Report each line of the data below in which "kind" appears.

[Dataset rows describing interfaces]
* * *

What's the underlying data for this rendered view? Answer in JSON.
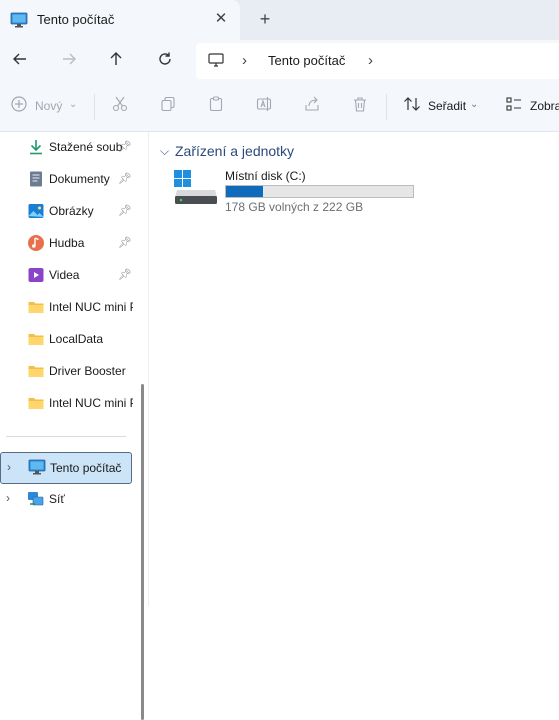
{
  "tab": {
    "title": "Tento počítač",
    "close_icon": "close-icon",
    "new_tab_icon": "plus-icon"
  },
  "address": {
    "crumb": "Tento počítač"
  },
  "toolbar": {
    "new_label": "Nový",
    "sort_label": "Seřadit",
    "view_label": "Zobra"
  },
  "sidebar": {
    "quick_access": [
      {
        "label": "Stažené soub",
        "icon": "download-icon",
        "pinned": true
      },
      {
        "label": "Dokumenty",
        "icon": "documents-icon",
        "pinned": true
      },
      {
        "label": "Obrázky",
        "icon": "pictures-icon",
        "pinned": true
      },
      {
        "label": "Hudba",
        "icon": "music-icon",
        "pinned": true
      },
      {
        "label": "Videa",
        "icon": "videos-icon",
        "pinned": true
      },
      {
        "label": "Intel NUC mini P",
        "icon": "folder-icon",
        "pinned": false
      },
      {
        "label": "LocalData",
        "icon": "folder-icon",
        "pinned": false
      },
      {
        "label": "Driver Booster",
        "icon": "folder-icon",
        "pinned": false
      },
      {
        "label": "Intel NUC mini P",
        "icon": "folder-icon",
        "pinned": false
      }
    ],
    "this_pc": "Tento počítač",
    "network": "Síť"
  },
  "main": {
    "group_title": "Zařízení a jednotky",
    "drive": {
      "name": "Místní disk (C:)",
      "size_text": "178 GB volných z 222 GB",
      "used_fraction": 0.198
    }
  },
  "colors": {
    "accent": "#0f6cbd",
    "selected_bg": "#cce4f7",
    "chrome": "#f4f7fb"
  }
}
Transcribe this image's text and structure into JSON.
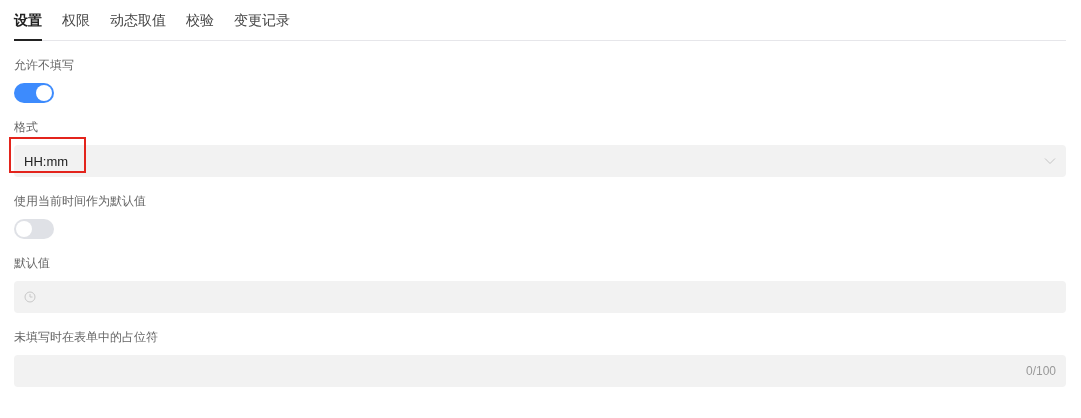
{
  "tabs": [
    {
      "label": "设置",
      "selected": true
    },
    {
      "label": "权限",
      "selected": false
    },
    {
      "label": "动态取值",
      "selected": false
    },
    {
      "label": "校验",
      "selected": false
    },
    {
      "label": "变更记录",
      "selected": false
    }
  ],
  "fields": [
    {
      "kind": "toggle",
      "label": "允许不填写",
      "on": true
    },
    {
      "kind": "select",
      "label": "格式",
      "value": "HH:mm",
      "highlighted": true
    },
    {
      "kind": "toggle",
      "label": "使用当前时间作为默认值",
      "on": false
    },
    {
      "kind": "time",
      "label": "默认值"
    },
    {
      "kind": "text",
      "label": "未填写时在表单中的占位符",
      "counter": "0/100"
    }
  ]
}
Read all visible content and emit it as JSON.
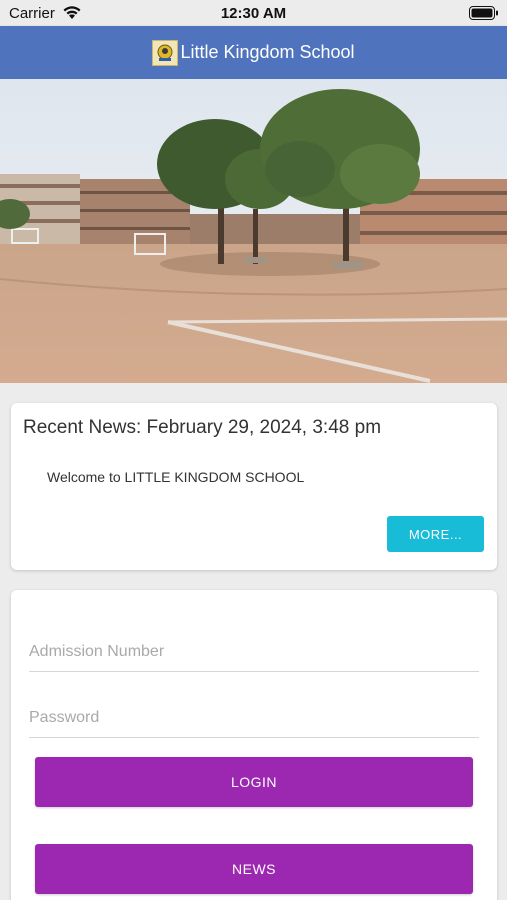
{
  "status_bar": {
    "carrier": "Carrier",
    "time": "12:30 AM",
    "wifi_icon": "wifi-icon",
    "battery_icon": "battery-icon"
  },
  "app_bar": {
    "title": "Little Kingdom School",
    "logo_icon": "school-logo-icon",
    "color": "#4f73bd"
  },
  "hero": {
    "image": "school-campus-photo"
  },
  "news_card": {
    "title": "Recent News: February 29, 2024, 3:48 pm",
    "body": "Welcome to LITTLE KINGDOM SCHOOL",
    "more_label": "MORE..."
  },
  "login_form": {
    "admission_placeholder": "Admission Number",
    "admission_value": "",
    "password_placeholder": "Password",
    "password_value": "",
    "login_label": "LOGIN",
    "news_label": "NEWS"
  },
  "colors": {
    "accent_button": "#9c27b0",
    "more_button": "#18bcd6"
  }
}
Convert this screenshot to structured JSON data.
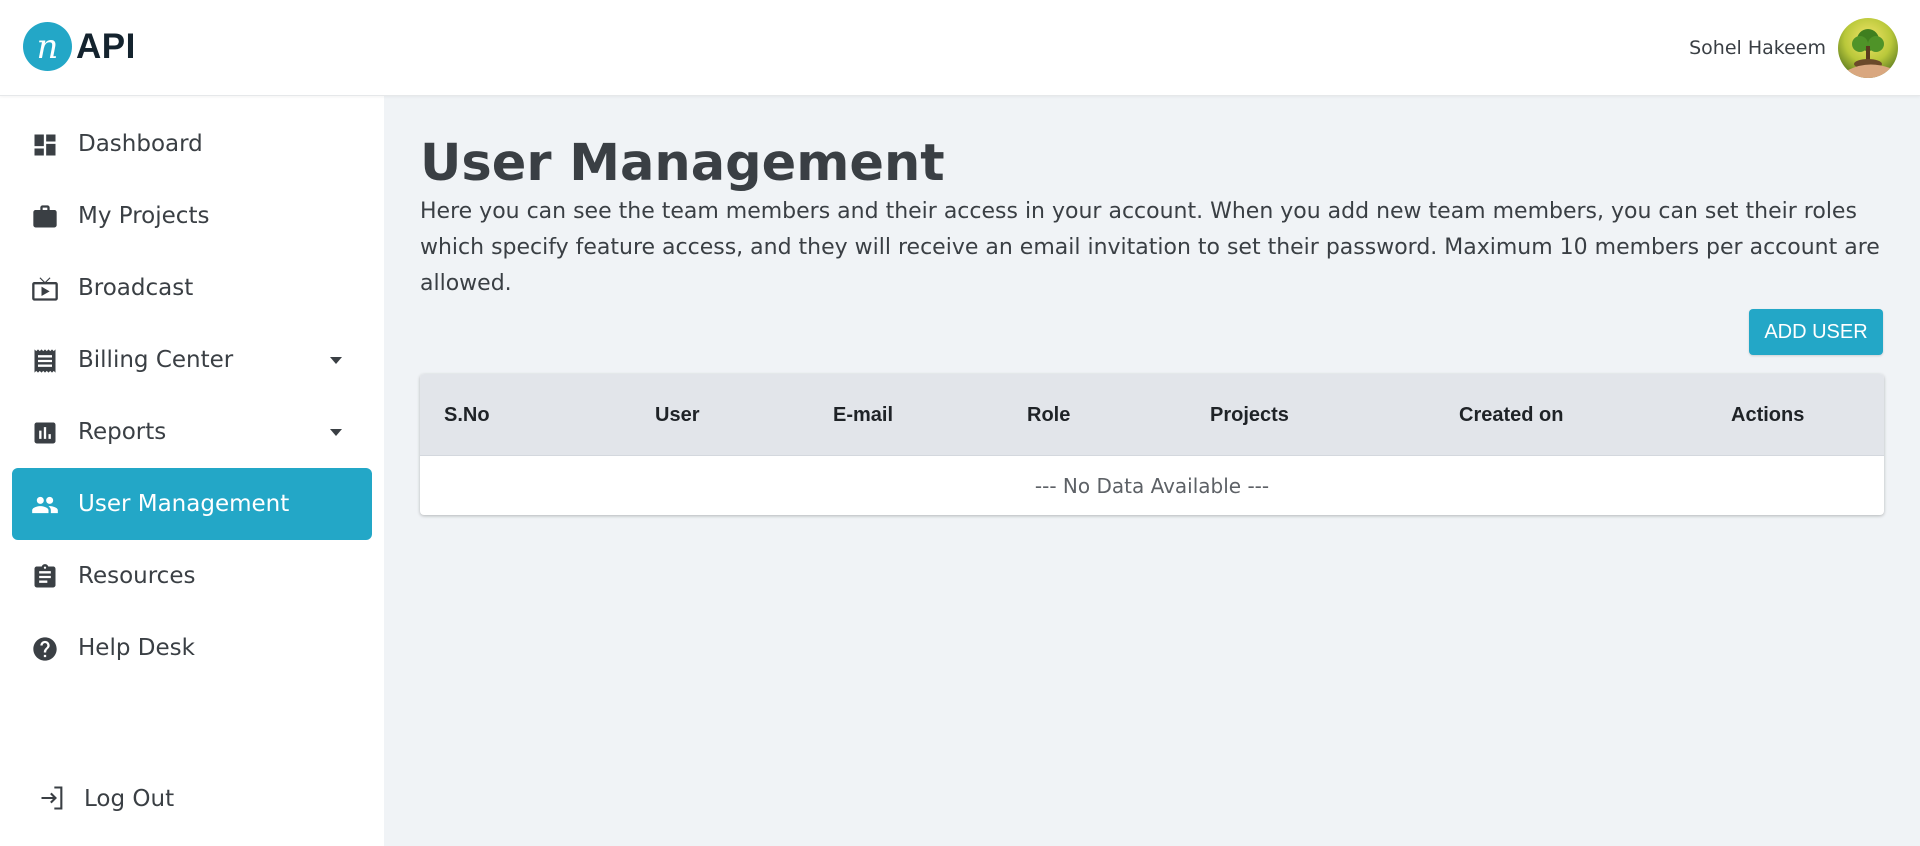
{
  "app": {
    "logo_text": "API",
    "logo_mark": "n"
  },
  "header": {
    "user_name": "Sohel Hakeem",
    "avatar": "tree-avatar"
  },
  "sidebar": {
    "items": [
      {
        "label": "Dashboard",
        "icon": "dashboard-icon",
        "active": false,
        "has_dropdown": false
      },
      {
        "label": "My Projects",
        "icon": "briefcase-icon",
        "active": false,
        "has_dropdown": false
      },
      {
        "label": "Broadcast",
        "icon": "tv-icon",
        "active": false,
        "has_dropdown": false
      },
      {
        "label": "Billing Center",
        "icon": "receipt-icon",
        "active": false,
        "has_dropdown": true
      },
      {
        "label": "Reports",
        "icon": "bar-chart-icon",
        "active": false,
        "has_dropdown": true
      },
      {
        "label": "User Management",
        "icon": "people-icon",
        "active": true,
        "has_dropdown": false
      },
      {
        "label": "Resources",
        "icon": "clipboard-icon",
        "active": false,
        "has_dropdown": false
      },
      {
        "label": "Help Desk",
        "icon": "help-icon",
        "active": false,
        "has_dropdown": false
      }
    ],
    "logout": {
      "label": "Log Out",
      "icon": "logout-icon"
    }
  },
  "main": {
    "title": "User Management",
    "description": "Here you can see the team members and their access in your account. When you add new team members, you can set their roles which specify feature access, and they will receive an email invitation to set their password. Maximum 10 members per account are allowed.",
    "add_button": "ADD USER",
    "table": {
      "columns": [
        "S.No",
        "User",
        "E-mail",
        "Role",
        "Projects",
        "Created on",
        "Actions"
      ],
      "empty_message": "--- No Data Available ---"
    }
  },
  "colors": {
    "accent": "#23a7c7",
    "text": "#3a3f44",
    "content_bg": "#f0f3f6",
    "table_header_bg": "#e2e5ea"
  }
}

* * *

## Written answer
      "kind": "toggle",
      "kind": "select",
      "kind": "toggle",
      "kind": "time",
      "kind": "text",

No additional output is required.